* Task statement:
Would you find each line in the entries below with the string "drawing" and copy it?

* Data for this task:
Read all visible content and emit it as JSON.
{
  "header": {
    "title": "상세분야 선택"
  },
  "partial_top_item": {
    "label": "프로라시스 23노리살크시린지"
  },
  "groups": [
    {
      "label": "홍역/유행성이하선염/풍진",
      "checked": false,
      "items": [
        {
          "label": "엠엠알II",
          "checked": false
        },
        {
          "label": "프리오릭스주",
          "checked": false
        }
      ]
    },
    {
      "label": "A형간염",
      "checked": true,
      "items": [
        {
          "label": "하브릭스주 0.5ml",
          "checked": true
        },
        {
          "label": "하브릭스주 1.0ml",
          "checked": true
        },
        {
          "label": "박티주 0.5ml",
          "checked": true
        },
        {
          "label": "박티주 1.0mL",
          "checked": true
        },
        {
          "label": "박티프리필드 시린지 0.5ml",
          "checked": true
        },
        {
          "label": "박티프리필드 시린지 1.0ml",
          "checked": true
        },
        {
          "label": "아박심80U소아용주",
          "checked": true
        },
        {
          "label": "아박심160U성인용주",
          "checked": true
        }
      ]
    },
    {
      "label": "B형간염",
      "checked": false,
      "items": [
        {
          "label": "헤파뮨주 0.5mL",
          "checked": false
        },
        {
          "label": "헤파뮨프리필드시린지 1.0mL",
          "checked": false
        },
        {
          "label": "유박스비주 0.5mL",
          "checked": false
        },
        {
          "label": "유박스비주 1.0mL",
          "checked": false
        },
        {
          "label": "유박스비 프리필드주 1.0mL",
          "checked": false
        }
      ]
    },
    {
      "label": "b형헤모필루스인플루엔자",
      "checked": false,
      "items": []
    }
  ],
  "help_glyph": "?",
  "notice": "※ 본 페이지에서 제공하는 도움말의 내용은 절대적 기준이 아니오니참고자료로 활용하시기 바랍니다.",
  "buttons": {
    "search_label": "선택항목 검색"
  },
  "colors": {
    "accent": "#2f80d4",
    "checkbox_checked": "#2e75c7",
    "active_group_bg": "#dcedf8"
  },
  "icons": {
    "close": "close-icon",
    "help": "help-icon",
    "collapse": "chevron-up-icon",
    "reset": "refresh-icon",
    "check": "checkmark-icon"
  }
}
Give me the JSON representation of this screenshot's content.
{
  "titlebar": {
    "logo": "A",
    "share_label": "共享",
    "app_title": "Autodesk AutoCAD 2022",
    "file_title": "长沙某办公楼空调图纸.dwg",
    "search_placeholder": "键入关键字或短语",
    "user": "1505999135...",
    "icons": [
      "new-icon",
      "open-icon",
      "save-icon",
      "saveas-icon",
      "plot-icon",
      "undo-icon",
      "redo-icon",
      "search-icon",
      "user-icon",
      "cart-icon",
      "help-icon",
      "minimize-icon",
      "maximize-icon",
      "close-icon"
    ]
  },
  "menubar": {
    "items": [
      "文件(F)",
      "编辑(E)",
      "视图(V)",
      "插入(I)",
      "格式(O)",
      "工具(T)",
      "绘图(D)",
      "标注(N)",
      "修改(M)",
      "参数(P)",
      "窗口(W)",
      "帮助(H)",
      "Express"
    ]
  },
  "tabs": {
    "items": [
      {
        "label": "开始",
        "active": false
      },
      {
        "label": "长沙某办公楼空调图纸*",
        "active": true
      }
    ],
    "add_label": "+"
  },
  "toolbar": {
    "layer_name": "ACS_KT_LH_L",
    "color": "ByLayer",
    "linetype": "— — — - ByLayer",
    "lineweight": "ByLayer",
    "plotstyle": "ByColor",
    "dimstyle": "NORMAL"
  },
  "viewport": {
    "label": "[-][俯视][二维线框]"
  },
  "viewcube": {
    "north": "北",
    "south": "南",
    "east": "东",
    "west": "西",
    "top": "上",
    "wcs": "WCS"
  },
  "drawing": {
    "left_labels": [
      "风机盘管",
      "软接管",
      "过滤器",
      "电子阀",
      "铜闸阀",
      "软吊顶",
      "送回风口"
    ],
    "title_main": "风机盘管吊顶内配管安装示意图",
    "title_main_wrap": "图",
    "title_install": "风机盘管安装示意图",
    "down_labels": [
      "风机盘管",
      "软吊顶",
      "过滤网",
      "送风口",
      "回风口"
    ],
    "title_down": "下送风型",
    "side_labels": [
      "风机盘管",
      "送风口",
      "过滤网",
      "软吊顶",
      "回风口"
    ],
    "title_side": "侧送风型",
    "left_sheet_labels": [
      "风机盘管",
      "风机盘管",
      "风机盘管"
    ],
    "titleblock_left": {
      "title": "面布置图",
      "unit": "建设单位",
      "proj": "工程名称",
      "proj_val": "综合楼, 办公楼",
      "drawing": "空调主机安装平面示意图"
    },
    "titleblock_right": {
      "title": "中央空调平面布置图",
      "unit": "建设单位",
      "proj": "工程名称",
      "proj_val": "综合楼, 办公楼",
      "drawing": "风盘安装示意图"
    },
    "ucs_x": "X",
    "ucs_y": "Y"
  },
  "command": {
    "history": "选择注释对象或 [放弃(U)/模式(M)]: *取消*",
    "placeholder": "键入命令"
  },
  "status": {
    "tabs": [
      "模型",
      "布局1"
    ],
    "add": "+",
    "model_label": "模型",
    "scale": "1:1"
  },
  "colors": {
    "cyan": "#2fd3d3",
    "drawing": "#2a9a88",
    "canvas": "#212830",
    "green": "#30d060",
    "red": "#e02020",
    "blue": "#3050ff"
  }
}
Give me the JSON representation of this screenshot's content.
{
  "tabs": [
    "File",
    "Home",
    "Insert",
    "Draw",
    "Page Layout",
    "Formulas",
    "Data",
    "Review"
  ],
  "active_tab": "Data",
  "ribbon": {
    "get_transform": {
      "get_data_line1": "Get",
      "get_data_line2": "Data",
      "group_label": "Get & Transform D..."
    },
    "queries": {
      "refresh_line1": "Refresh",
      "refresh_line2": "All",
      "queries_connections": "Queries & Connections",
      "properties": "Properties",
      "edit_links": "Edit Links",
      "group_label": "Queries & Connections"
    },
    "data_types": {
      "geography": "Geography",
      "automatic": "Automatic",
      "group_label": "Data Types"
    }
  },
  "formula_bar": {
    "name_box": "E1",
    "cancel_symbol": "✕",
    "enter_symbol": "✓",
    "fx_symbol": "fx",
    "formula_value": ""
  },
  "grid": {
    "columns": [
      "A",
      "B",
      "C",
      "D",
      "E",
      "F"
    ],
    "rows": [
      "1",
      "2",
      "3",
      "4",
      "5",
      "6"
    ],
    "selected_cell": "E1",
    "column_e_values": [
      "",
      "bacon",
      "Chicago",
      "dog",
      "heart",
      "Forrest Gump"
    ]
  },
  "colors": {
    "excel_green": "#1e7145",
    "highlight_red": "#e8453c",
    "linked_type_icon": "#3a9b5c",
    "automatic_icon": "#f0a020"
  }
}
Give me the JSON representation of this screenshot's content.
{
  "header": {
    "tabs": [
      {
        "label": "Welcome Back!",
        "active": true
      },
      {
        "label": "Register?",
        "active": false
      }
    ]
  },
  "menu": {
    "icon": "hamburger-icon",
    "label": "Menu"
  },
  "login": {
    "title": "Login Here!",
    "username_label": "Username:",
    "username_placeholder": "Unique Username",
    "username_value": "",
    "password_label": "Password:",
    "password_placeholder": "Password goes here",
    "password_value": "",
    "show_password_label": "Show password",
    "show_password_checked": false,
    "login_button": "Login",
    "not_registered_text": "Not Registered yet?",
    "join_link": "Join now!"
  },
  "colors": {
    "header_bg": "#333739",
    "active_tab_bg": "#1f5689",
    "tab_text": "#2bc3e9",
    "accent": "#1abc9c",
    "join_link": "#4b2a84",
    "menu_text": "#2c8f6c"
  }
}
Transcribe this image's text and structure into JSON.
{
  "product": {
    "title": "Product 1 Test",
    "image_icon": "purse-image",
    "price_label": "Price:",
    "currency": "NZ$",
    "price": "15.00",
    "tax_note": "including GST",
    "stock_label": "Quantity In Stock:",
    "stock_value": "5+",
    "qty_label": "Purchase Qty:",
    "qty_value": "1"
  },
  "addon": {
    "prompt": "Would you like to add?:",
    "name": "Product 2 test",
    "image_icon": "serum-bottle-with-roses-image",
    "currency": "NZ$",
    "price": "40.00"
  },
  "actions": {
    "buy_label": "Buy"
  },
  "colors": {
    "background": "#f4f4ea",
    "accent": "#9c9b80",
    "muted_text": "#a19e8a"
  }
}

* Written answer:
  "drawing": {
      "drawing": "空调主机安装平面示意图"
      "drawing": "风盘安装示意图"
    "drawing": "#2a9a88",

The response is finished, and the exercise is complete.